• ACTIVITY: Whenever a line below mentions the word "课代表招募", that line should be copied.

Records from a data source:
BEGIN
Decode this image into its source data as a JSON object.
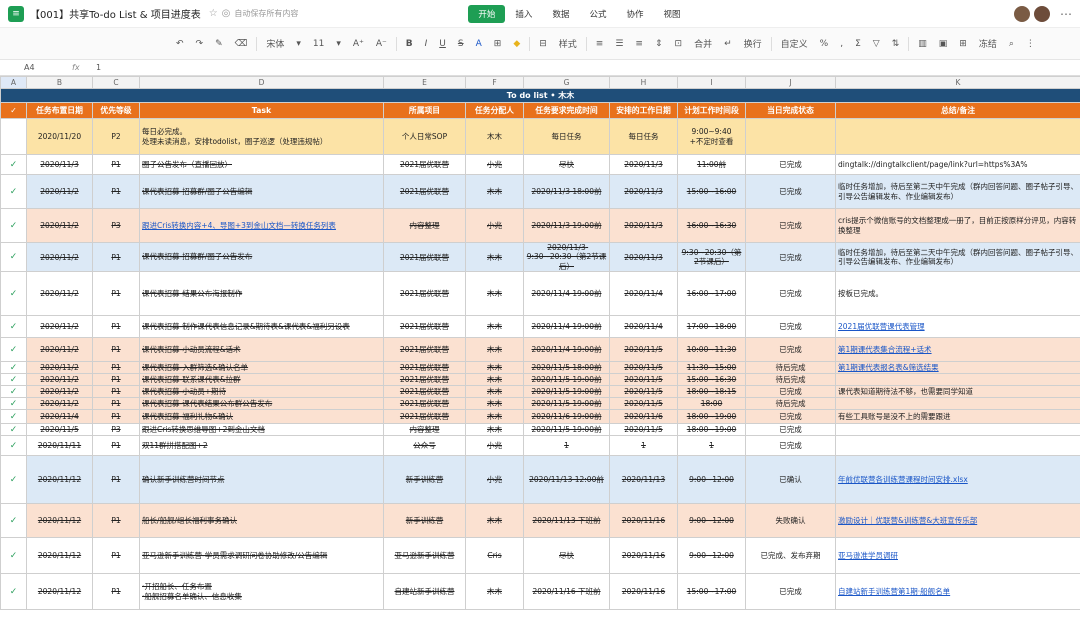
{
  "app": {
    "title": "【001】共享To-do List & 项目进度表",
    "save_status": "自动保存所有内容",
    "menu": [
      "开始",
      "插入",
      "数据",
      "公式",
      "协作",
      "视图"
    ]
  },
  "toolbar": {
    "font": "宋体",
    "size": "11",
    "style_btn": "样式",
    "merge_btn": "合并",
    "wrap_btn": "换行",
    "custom": "自定义",
    "freeze": "冻结"
  },
  "formula": {
    "cell": "A4",
    "fx": "fx",
    "value": "1"
  },
  "columns": [
    "A",
    "B",
    "C",
    "D",
    "E",
    "F",
    "G",
    "H",
    "I",
    "J",
    "K"
  ],
  "banner": "To do list • 木木",
  "headers": [
    "✓",
    "任务布置日期",
    "优先等级",
    "Task",
    "所属项目",
    "任务分配人",
    "任务要求完成时间",
    "安排的工作日期",
    "计划工作时间段",
    "当日完成状态",
    "总结/备注"
  ],
  "rows": [
    {
      "style": "r-yellow",
      "check": "",
      "date": "2020/11/20",
      "pri": "P2",
      "task": "每日必完成。\n处理未读消息，安排todolist，圈子巡逻（处理违规帖）",
      "proj": "个人日常SOP",
      "owner": "木木",
      "due": "每日任务",
      "work": "每日任务",
      "time": "9:00~9:40\n+不定时查看",
      "status": "",
      "note": "",
      "strike": false,
      "h": 36
    },
    {
      "style": "r-white",
      "check": "✓",
      "date": "2020/11/3",
      "pri": "P1",
      "task": "圈子公告发布（直播回放）",
      "proj": "2021届优联营",
      "owner": "小兆",
      "due": "尽快",
      "work": "2020/11/3",
      "time": "11:00前",
      "status": "已完成",
      "note": "dingtalk://dingtalkclient/page/link?url=https%3A%",
      "strike": true,
      "h": 20
    },
    {
      "style": "r-blue",
      "check": "✓",
      "date": "2020/11/2",
      "pri": "P1",
      "task": "课代表招募-招募群/圈子公告编辑",
      "proj": "2021届优联营",
      "owner": "木木",
      "due": "2020/11/3 18:00前",
      "work": "2020/11/3",
      "time": "15:00~16:00",
      "status": "已完成",
      "note": "临时任务增加，待后至第二天中午完成（群内回答问题、圈子帖子引导、引导公告编辑发布、作业编辑发布）",
      "strike": true,
      "h": 34
    },
    {
      "style": "r-peach",
      "check": "✓",
      "date": "2020/11/2",
      "pri": "P3",
      "task": "跟进Cris转换内容+4、导图+3到金山文档—转换任务列表",
      "proj": "内容整理",
      "owner": "小兆",
      "due": "2020/11/3 19:00前",
      "work": "2020/11/3",
      "time": "16:00~16:30",
      "status": "已完成",
      "note": "cris提示个微信账号的文档整理成一册了，目前正按原样分评见，内容转换整理",
      "strike": true,
      "link": true,
      "h": 34
    },
    {
      "style": "r-blue",
      "check": "✓",
      "date": "2020/11/2",
      "pri": "P1",
      "task": "课代表招募-招募群/圈子公告发布",
      "proj": "2021届优联营",
      "owner": "木木",
      "due": "2020/11/3 9:30~20:30（第2节课后）",
      "work": "2020/11/3",
      "time": "9:30~20:30（第2节课后）",
      "status": "已完成",
      "note": "临时任务增加，待后至第二天中午完成（群内回答问题、圈子帖子引导、引导公告编辑发布、作业编辑发布）",
      "strike": true,
      "h": 20
    },
    {
      "style": "r-white",
      "check": "✓",
      "date": "2020/11/2",
      "pri": "P1",
      "task": "课代表招募-结果公布海报制作",
      "proj": "2021届优联营",
      "owner": "木木",
      "due": "2020/11/4 19:00前",
      "work": "2020/11/4",
      "time": "16:00~17:00",
      "status": "已完成",
      "note": "按板已完成。",
      "strike": true,
      "h": 44
    },
    {
      "style": "r-white",
      "check": "✓",
      "date": "2020/11/2",
      "pri": "P1",
      "task": "课代表招募-制作课代表信息记录&期待表&课代表&福利另设表",
      "proj": "2021届优联营",
      "owner": "木木",
      "due": "2020/11/4 19:00前",
      "work": "2020/11/4",
      "time": "17:00~18:00",
      "status": "已完成",
      "note": "2021届优联营课代表管理",
      "strike": true,
      "notelink": true,
      "h": 22
    },
    {
      "style": "r-peach",
      "check": "✓",
      "date": "2020/11/2",
      "pri": "P1",
      "task": "课代表招募-小动员流程&话术",
      "proj": "2021届优联营",
      "owner": "木木",
      "due": "2020/11/4 19:00前",
      "work": "2020/11/5",
      "time": "10:00~11:30",
      "status": "已完成",
      "note": "第1期课代表集合流程+话术",
      "strike": true,
      "notelink": true,
      "h": 24
    },
    {
      "style": "r-peach",
      "check": "✓",
      "date": "2020/11/2",
      "pri": "P1",
      "task": "课代表招募-入群筛选&确认名单",
      "proj": "2021届优联营",
      "owner": "木木",
      "due": "2020/11/5 18:00前",
      "work": "2020/11/5",
      "time": "11:30~15:00",
      "status": "待后完成",
      "note": "第1期课代表报名表&筛选结果",
      "strike": true,
      "notelink": true,
      "h": 12
    },
    {
      "style": "r-peach",
      "check": "✓",
      "date": "2020/11/2",
      "pri": "P1",
      "task": "课代表招募-联系课代表&拉群",
      "proj": "2021届优联营",
      "owner": "木木",
      "due": "2020/11/5 19:00前",
      "work": "2020/11/5",
      "time": "15:00~16:30",
      "status": "待后完成",
      "note": "",
      "strike": true,
      "h": 12
    },
    {
      "style": "r-peach",
      "check": "✓",
      "date": "2020/11/2",
      "pri": "P1",
      "task": "课代表招募-小动员+期待",
      "proj": "2021届优联营",
      "owner": "木木",
      "due": "2020/11/5 19:00前",
      "work": "2020/11/5",
      "time": "18:00~18:15",
      "status": "已完成",
      "note": "课代表知道期待法不够，也需要同学知道",
      "strike": true,
      "h": 12
    },
    {
      "style": "r-peach",
      "check": "✓",
      "date": "2020/11/2",
      "pri": "P1",
      "task": "课代表招募-课代表结果公布群公告发布",
      "proj": "2021届优联营",
      "owner": "木木",
      "due": "2020/11/5 19:00前",
      "work": "2020/11/5",
      "time": "18:00",
      "status": "待后完成",
      "note": "",
      "strike": true,
      "h": 12
    },
    {
      "style": "r-peach",
      "check": "✓",
      "date": "2020/11/4",
      "pri": "P1",
      "task": "课代表招募-福利礼物&确认",
      "proj": "2021届优联营",
      "owner": "木木",
      "due": "2020/11/6 19:00前",
      "work": "2020/11/6",
      "time": "18:00~19:00",
      "status": "已完成",
      "note": "有些工具账号是没不上的需要跟进",
      "strike": true,
      "h": 14
    },
    {
      "style": "r-white",
      "check": "✓",
      "date": "2020/11/5",
      "pri": "P3",
      "task": "跟进Cris转换思维导图+2到金山文档",
      "proj": "内容整理",
      "owner": "木木",
      "due": "2020/11/5 19:00前",
      "work": "2020/11/5",
      "time": "18:00~19:00",
      "status": "已完成",
      "note": "",
      "strike": true,
      "h": 12
    },
    {
      "style": "r-white",
      "check": "✓",
      "date": "2020/11/11",
      "pri": "P1",
      "task": "双11群拼搭配图+2",
      "proj": "公众号",
      "owner": "小兆",
      "due": "1",
      "work": "1",
      "time": "1",
      "status": "已完成",
      "note": "",
      "strike": true,
      "h": 20
    },
    {
      "style": "r-blue",
      "check": "✓",
      "date": "2020/11/12",
      "pri": "P1",
      "task": "确认新手训练营时间节点",
      "proj": "新手训练营",
      "owner": "小兆",
      "due": "2020/11/13 12:00前",
      "work": "2020/11/13",
      "time": "9:00~12:00",
      "status": "已确认",
      "note": "年前优联营各训练营课程时间安排.xlsx",
      "strike": true,
      "notelink": true,
      "h": 48
    },
    {
      "style": "r-peach",
      "check": "✓",
      "date": "2020/11/12",
      "pri": "P1",
      "task": "船长/船舰/组长福利事务确认",
      "proj": "新手训练营",
      "owner": "木木",
      "due": "2020/11/13 下班前",
      "work": "2020/11/16",
      "time": "9:00~12:00",
      "status": "失败确认",
      "note": "激励设计｜优联营&训练营&大班宣传乐部",
      "strike": true,
      "notelink": true,
      "h": 34
    },
    {
      "style": "r-white",
      "check": "✓",
      "date": "2020/11/12",
      "pri": "P1",
      "task": "亚马逊新手训练营-学员需求调研问卷协助修改/公告编辑",
      "proj": "亚马逊新手训练营",
      "owner": "Cris",
      "due": "尽快",
      "work": "2020/11/16",
      "time": "9:00~12:00",
      "status": "已完成、发布弃期",
      "note": "亚马逊准学员调研",
      "strike": true,
      "notelink": true,
      "h": 36
    },
    {
      "style": "r-white",
      "check": "✓",
      "date": "2020/11/12",
      "pri": "P1",
      "task": "·开招船长、任务布置\n·船舰招募名单确认、信息收集",
      "proj": "自建站新手训练营",
      "owner": "木木",
      "due": "2020/11/16 下班前",
      "work": "2020/11/16",
      "time": "15:00~17:00",
      "status": "已完成",
      "note": "自建站新手训练营第1期·船舰名单",
      "strike": true,
      "notelink": true,
      "h": 36
    }
  ]
}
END
• REPLY TO THE EXERCISE:
      "task": "课代表招募-招募群/圈子公告编辑",
      "task": "课代表招募-招募群/圈子公告发布",
      "task": "课代表招募-结果公布海报制作",
      "task": "课代表招募-制作课代表信息记录&期待表&课代表&福利另设表",
      "task": "课代表招募-小动员流程&话术",
      "task": "课代表招募-入群筛选&确认名单",
      "task": "课代表招募-联系课代表&拉群",
      "task": "课代表招募-小动员+期待",
      "task": "课代表招募-课代表结果公布群公告发布",
      "task": "课代表招募-福利礼物&确认",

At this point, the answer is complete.